I’d got the post but I was in pure terror. I wasn’t ready, I didn’t expect to be appointed, and I was full of self-doubt. One day I couldn’t contain my terror any longer and I found myself sobbing in my office, unusual for me.

A colleague found me, actively listened and made it ok for me not be ok. The next day she bought in a copy of “Feel the Fear and Do It Anyway” by Susan Jeffers. The book, the words my colleague had said to me and the fact that my Headteacher and those who had appointed me had seen something in me, proved a huge reassurance in the months that followed.

All these experiences proved vital, several later I was invited by the LEA to support a local school that was in trouble.

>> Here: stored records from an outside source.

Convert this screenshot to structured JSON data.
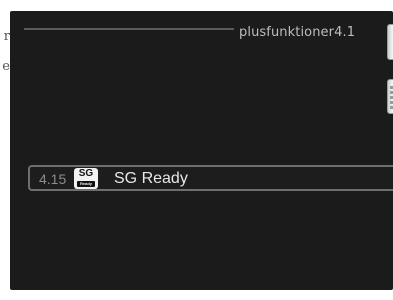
{
  "screen": {
    "menu_title": "plusfunktioner4.1"
  },
  "menu": {
    "items": [
      {
        "number": "4.15",
        "icon": "sg-ready-icon",
        "icon_text": "SG",
        "icon_subtext": "Ready",
        "label": "SG Ready",
        "selected": true
      }
    ]
  },
  "edge_text": {
    "glyphs": [
      "r",
      "e"
    ]
  },
  "colors": {
    "screen_background": "#1b1b1b",
    "title_text": "#bdbdbd",
    "row_border": "#6e6e6e",
    "label_text": "#e8e8e8",
    "number_text": "#8c8c8c"
  }
}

Everyone wanted the school to change but improvement was slow as no one wanted to change the way in which they worked and tensions were beginning to reach boiling point. I was just putting out fires, making the cosmetic changes that my Local Authority wanted to see as I was under heavy pressure to turn around the school. I found myself really implementing their vision rather than my own. Leadership was also at its most stressful and difficult, as I had allowed myself to doubt what I believed needed to be done rather than trusting in myself.

One day, I decided things needed to change. I remembered the examples of my Heads who had inspired me, how they had had the courage to lead authentically. Like them, I needed to take up my authority and put my own vision in place and what I believed in.

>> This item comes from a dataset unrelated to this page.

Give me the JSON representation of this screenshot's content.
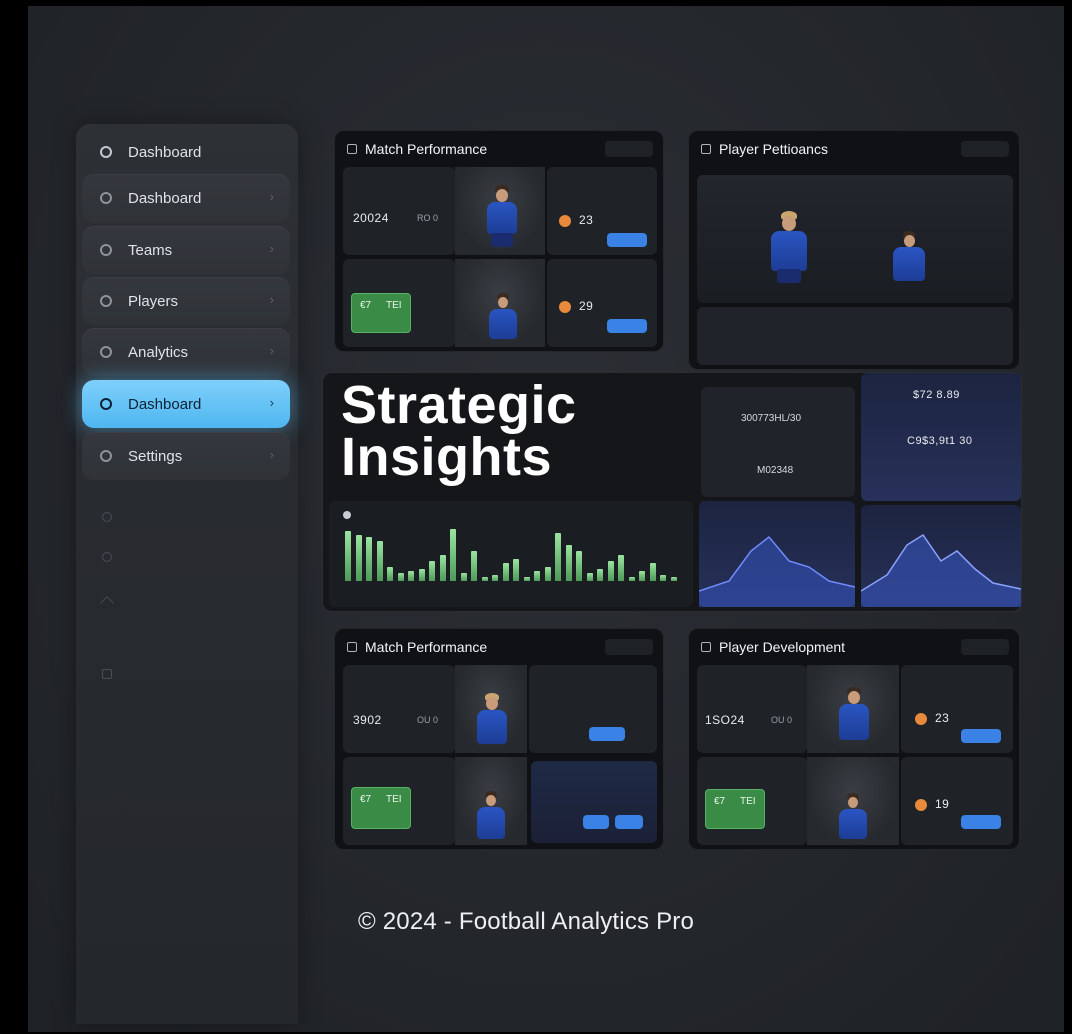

As soon as I started doing that, things became much easier. I was a better leader for the staff as I was able to share my vision with them and there was greater transparency. I made changes to bring community cohesion and developed practice for the good of all. From that point onwards, the school quickly became much more collaborative and we gained school stability. It had taken all of my courage to stand up against local policy but it worked and quickly the school rose to success.

The whole experience had brought home to me that headship can be managed and success can only be achieved by being authentic, believing in yourself and remaining true to your vision, like my former Heads had done when I was a teacher.

I had learned the hard way that following the vision of others does not bring the success I enjoy. It takes courage and we have to give ourselves permission to lead authentically. However, when we are true to our vision it brings happiness and joy in what we do and it brings security to those around us.